EXERCISE AIM: Reproduce all records below exactly.

TASK MATERIAL:
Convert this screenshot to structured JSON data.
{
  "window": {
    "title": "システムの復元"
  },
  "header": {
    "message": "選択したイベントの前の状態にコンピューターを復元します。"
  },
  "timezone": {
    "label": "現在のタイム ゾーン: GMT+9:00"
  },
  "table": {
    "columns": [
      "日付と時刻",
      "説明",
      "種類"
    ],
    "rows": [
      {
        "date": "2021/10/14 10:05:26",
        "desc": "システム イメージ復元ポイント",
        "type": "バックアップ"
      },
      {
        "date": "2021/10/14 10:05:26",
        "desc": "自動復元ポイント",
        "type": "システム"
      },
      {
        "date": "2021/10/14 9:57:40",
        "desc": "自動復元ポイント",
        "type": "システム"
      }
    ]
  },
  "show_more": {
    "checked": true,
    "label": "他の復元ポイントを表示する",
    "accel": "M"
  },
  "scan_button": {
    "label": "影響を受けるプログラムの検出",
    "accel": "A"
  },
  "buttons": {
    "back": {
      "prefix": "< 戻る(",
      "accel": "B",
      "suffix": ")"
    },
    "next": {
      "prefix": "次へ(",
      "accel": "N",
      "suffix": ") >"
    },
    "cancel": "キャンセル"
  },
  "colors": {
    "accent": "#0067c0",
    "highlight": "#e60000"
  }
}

EXERCISE RESULT:
Convert this screenshot to structured JSON data.
{
  "window": {
    "title": "システムの復元"
  },
  "header": {
    "message": "選択したイベントの前の状態にコンピューターを復元します。"
  },
  "timezone": {
    "label": "現在のタイム ゾーン: GMT+9:00"
  },
  "table": {
    "columns": [
      "日付と時刻",
      "説明",
      "種類"
    ],
    "rows": [
      {
        "date": "2021/10/14 10:05:26",
        "desc": "システム イメージ復元ポイント",
        "type": "バックアップ"
      },
      {
        "date": "2021/10/14 10:05:26",
        "desc": "自動復元ポイント",
        "type": "システム"
      },
      {
        "date": "2021/10/14 9:57:40",
        "desc": "自動復元ポイント",
        "type": "システム"
      }
    ]
  },
  "show_more": {
    "checked": true,
    "label": "他の復元ポイントを表示する",
    "accel": "M"
  },
  "scan_button": {
    "label": "影響を受けるプログラムの検出",
    "accel": "A"
  },
  "buttons": {
    "back": {
      "prefix": "< 戻る(",
      "accel": "B",
      "suffix": ")"
    },
    "next": {
      "prefix": "次へ(",
      "accel": "N",
      "suffix": ") >"
    },
    "cancel": "キャンセル"
  },
  "colors": {
    "accent": "#0067c0",
    "highlight": "#e60000"
  }
}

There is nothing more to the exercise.